Blind to who sponsored, we chose 37 bills to score; based only on the bill’s probable effect on our fellow Tennesseans in terms of liberty, fiscal responsibility, transparency, and fidelity to their oath (not to their cronies and special interests).
Of those 37 bills, 5 did not survive the first sub-committee, therefore very few members were given the opportunity to vote, yeah or nay.
Most Democrats vote in block. When their leadership decides what their position should be on a bill, with a few exceptions, they all vote accordingly. The Republican majority is 28 to 5 in the Senate, and 73 to 26 in the House, so the partisan opposition makes little difference. The differentiating votes are those that divide the majority.
Of the 32 remaining bills only 3 were controversial enough to receive mixed votes from the Republican majority. Those 3 were:
1] HB0001 – the sports gambling bill which we opposed
2] HB0850 – the alcohol sales and consumption on campus bill which we opposed
3] HB0077 – the “Heartbeat” bill which we supported.
HB0001 and HB0850 passed; **HB0077 failed.
With only three bills controversial enough to divide the Republican majority, that means, of the 32 that were scored in cases where all, or most all, of the members had an opportunity to vote, there were only 2 or 3 bad votes. That results in a pretty good vote score for most Republicans.
Leadership grades are based on other actions: sponsorships and co-sponsorships of worthy bills, and other observed good deeds that promote the values stated in paragraph two above. A few courageous members sponsor multiple ambitious bills. Less courageous members could co-sponsor those bills but fail to do so, even though they support them with their votes. Questions and arguments in the hearings can improve or diminish a bill’s chances. These actions are observed and noted. Members who do little but vote on the chosen bills do not earn points in the leadership column.
Members are given advanced notice of our methods and our reasoned positions on chosen bills, so they can easily earn points if they agree and act accordingly. We assume they are not accustomed to being so closely observed and judged. It is our hope that our vigilance will create incentive for them to be more accountable to their constituents in the future.

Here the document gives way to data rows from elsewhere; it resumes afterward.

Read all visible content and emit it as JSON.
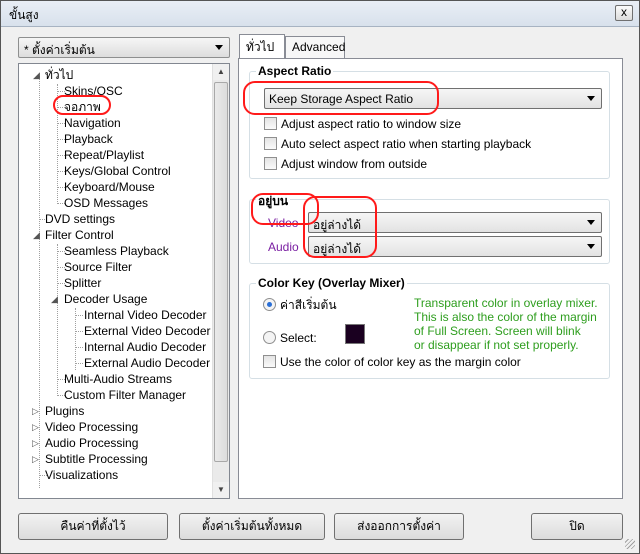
{
  "window": {
    "title": "ขั้นสูง",
    "close_glyph": "x"
  },
  "preset": {
    "value": "* ตั้งค่าเริ่มต้น"
  },
  "tree": {
    "items": [
      {
        "label": "ทั่วไป"
      },
      {
        "label": "Skins/OSC"
      },
      {
        "label": "จอภาพ"
      },
      {
        "label": "Navigation"
      },
      {
        "label": "Playback"
      },
      {
        "label": "Repeat/Playlist"
      },
      {
        "label": "Keys/Global Control"
      },
      {
        "label": "Keyboard/Mouse"
      },
      {
        "label": "OSD Messages"
      },
      {
        "label": "DVD settings"
      },
      {
        "label": "Filter Control"
      },
      {
        "label": "Seamless Playback"
      },
      {
        "label": "Source Filter"
      },
      {
        "label": "Splitter"
      },
      {
        "label": "Decoder Usage"
      },
      {
        "label": "Internal Video Decoder"
      },
      {
        "label": "External Video Decoder"
      },
      {
        "label": "Internal Audio Decoder"
      },
      {
        "label": "External Audio Decoder"
      },
      {
        "label": "Multi-Audio Streams"
      },
      {
        "label": "Custom Filter Manager"
      },
      {
        "label": "Plugins"
      },
      {
        "label": "Video Processing"
      },
      {
        "label": "Audio Processing"
      },
      {
        "label": "Subtitle Processing"
      },
      {
        "label": "Visualizations"
      }
    ]
  },
  "tabs": [
    {
      "label": "ทั่วไป"
    },
    {
      "label": "Advanced"
    }
  ],
  "aspect": {
    "title": "Aspect Ratio",
    "select_value": "Keep Storage Aspect Ratio",
    "opt1": "Adjust aspect ratio to window size",
    "opt2": "Auto select aspect ratio when starting playback",
    "opt3": "Adjust window from outside"
  },
  "ontop": {
    "title": "อยู่บน",
    "video_label": "Video",
    "video_value": "อยู่ล่างได้",
    "audio_label": "Audio",
    "audio_value": "อยู่ล่างได้"
  },
  "colorkey": {
    "title": "Color Key (Overlay Mixer)",
    "radio_default": "ค่าสีเริ่มต้น",
    "radio_select": "Select:",
    "swatch_color": "#1a0020",
    "note_line1": "Transparent color in overlay mixer.",
    "note_line2": "This is also the color of the margin",
    "note_line3": "of Full Screen. Screen will blink",
    "note_line4": "or disappear if not set properly.",
    "margin_check": "Use the color of color key as the margin color"
  },
  "buttons": {
    "reset": "คืนค่าที่ตั้งไว้",
    "reset_all": "ตั้งค่าเริ่มต้นทั้งหมด",
    "export": "ส่งออกการตั้งค่า",
    "close": "ปิด"
  }
}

**It should be noted that HB0077 is slated to be studied at 1:00 P.M. on August 12, 2019 in House Hearing Room I at the Cordell Hull Building in Nashville with the premise of being rewritten and reintroduced in 2020. If you wish to be there to support the sponsors, it will be open to the public, as always.